REQUIREMENT:
Copy every line below where the string "label" is found.

AVAILABLE RECORDS:

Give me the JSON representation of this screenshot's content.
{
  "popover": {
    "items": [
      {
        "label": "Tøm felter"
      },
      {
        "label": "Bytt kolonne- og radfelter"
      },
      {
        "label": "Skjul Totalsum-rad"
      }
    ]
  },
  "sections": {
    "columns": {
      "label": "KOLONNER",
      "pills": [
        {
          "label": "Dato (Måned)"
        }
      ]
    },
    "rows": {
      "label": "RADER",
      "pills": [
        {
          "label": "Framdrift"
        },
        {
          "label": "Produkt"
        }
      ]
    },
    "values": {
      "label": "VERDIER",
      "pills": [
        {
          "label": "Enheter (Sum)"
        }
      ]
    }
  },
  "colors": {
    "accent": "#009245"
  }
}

RESPONSE AREA:
        "label": "Tøm felter"
        "label": "Bytt kolonne- og radfelter"
        "label": "Skjul Totalsum-rad"
      "label": "KOLONNER",
          "label": "Dato (Måned)"
      "label": "RADER",
          "label": "Framdrift"
          "label": "Produkt"
      "label": "VERDIER",
          "label": "Enheter (Sum)"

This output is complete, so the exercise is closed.